PT on the Net Research

Shooting Knee Pain with Squats


Question:

I am currently working with a 30-year-old male ex paratrooper with a left knee injury. He has only the posterior horn of the medial meniscus remaining. He is showing early signs of osteo arthritis. All ligaments are in tact (this was all shown via MRI). He has no weight issues and is extremely fit apart from his knee. I have found that his glute minimus and medius are weak. Measuring around his VMO, there is a 1 1/2 inch diffrerence between legs. He has tight psoas and rectus femoris in the left leg and tight quadratus lumborum on the left side. He is also lordotic. He has no problems squatting with both legs; however, when he tries a single leg squat, he gets a shooting pain behind the patella tendon. This comes on in the first quarter of the squat and is so severe he cannot go down any further. This also causes inflamation for a couple of days after. Can you advise me on what this pain may be?

Answer:

Thanks for your question! As you can imagine, this is very hard to pinpoint without seeing your client's multi-planar movement pattern. However, based on what you have said, it sounds like the rectus femorus is adhered to the vastus intermedius.
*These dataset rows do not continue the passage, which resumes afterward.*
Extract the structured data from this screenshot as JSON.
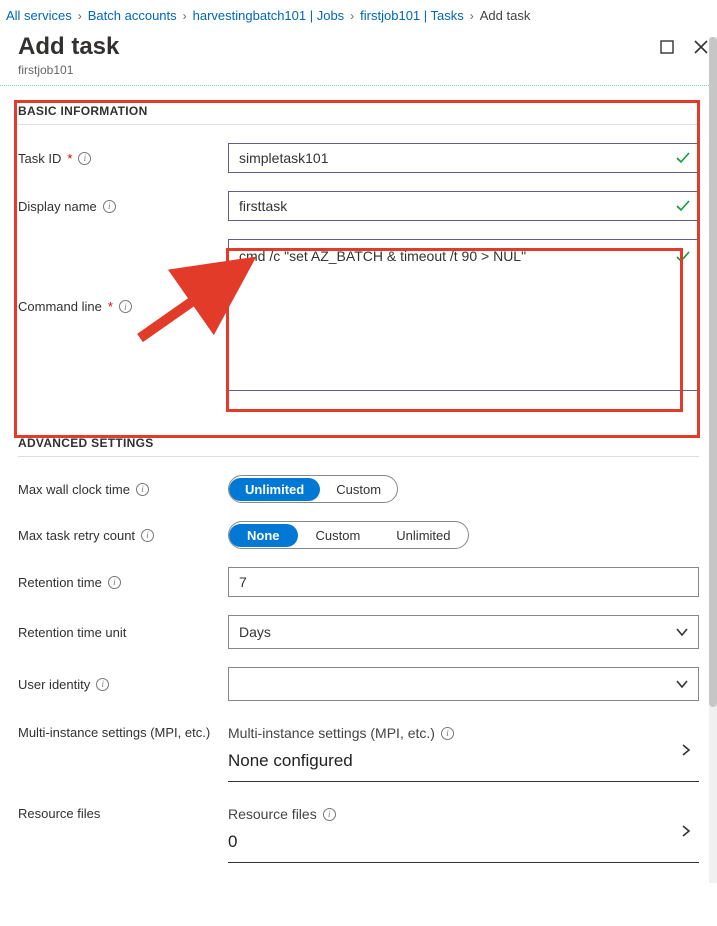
{
  "breadcrumb": {
    "items": [
      {
        "label": "All services"
      },
      {
        "label": "Batch accounts"
      },
      {
        "label": "harvestingbatch101 | Jobs"
      },
      {
        "label": "firstjob101 | Tasks"
      }
    ],
    "current": "Add task"
  },
  "header": {
    "title": "Add task",
    "subtitle": "firstjob101"
  },
  "basic": {
    "section_title": "BASIC INFORMATION",
    "task_id_label": "Task ID",
    "task_id_value": "simpletask101",
    "display_name_label": "Display name",
    "display_name_value": "firsttask",
    "command_line_label": "Command line",
    "command_line_value": "cmd /c \"set AZ_BATCH & timeout /t 90 > NUL\""
  },
  "advanced": {
    "section_title": "ADVANCED SETTINGS",
    "max_wall_clock_label": "Max wall clock time",
    "max_wall_clock_options": [
      "Unlimited",
      "Custom"
    ],
    "max_wall_clock_selected": "Unlimited",
    "max_retry_label": "Max task retry count",
    "max_retry_options": [
      "None",
      "Custom",
      "Unlimited"
    ],
    "max_retry_selected": "None",
    "retention_time_label": "Retention time",
    "retention_time_value": "7",
    "retention_unit_label": "Retention time unit",
    "retention_unit_value": "Days",
    "user_identity_label": "User identity",
    "user_identity_value": "",
    "multi_instance_label": "Multi-instance settings (MPI, etc.)",
    "multi_instance_header": "Multi-instance settings (MPI, etc.)",
    "multi_instance_value": "None configured",
    "resource_files_label": "Resource files",
    "resource_files_header": "Resource files",
    "resource_files_value": "0"
  }
}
During lower extremity function (i.e., squatting), the rectus femoris and the vastus intermedius move in OPPOSITE directions requiring a sliding motion. Therefore, if they are "stuck," the patella will track abnormally, potentially creating your client's complaint. 

Other possible causes...

What the solution? See if you can resolve on your own by performing the following:

  1. Foam roll the quads (medial, lateral, midline and iliotibial band). However, after rolling slowly (providing there isn't protective tightening), have your client actively knee flex so tissue slides beneath the foam roll contact.
  2. Even better and more functionally specific, apply a two thumb contact (not too compressive - apply a high level of tension) while your client is in the squat position. Start by having him hold onto an object with his hands. You contact above the patella - tension superior – then instruct client to squat down slowly as your tension increases (do not slide - allow the tissue to slide beneath your contact). This is a form of Active Release, which will help to break the adhesion.
  3.  Refer to a soft tissue therapist so the entire hip, knee and ankle can be addressed. For a therapist in your area, log on to www.activerelease.com and search under provider. 

Conclusion

Most likely, this is a kinetic chain insult and not isolated to your client’s knee; however, the knee undoubtedly has been traumatized and therefore will need special attention in conjunction with a functional re-conditioning approach. Remember, pain is a symptom - not a cause!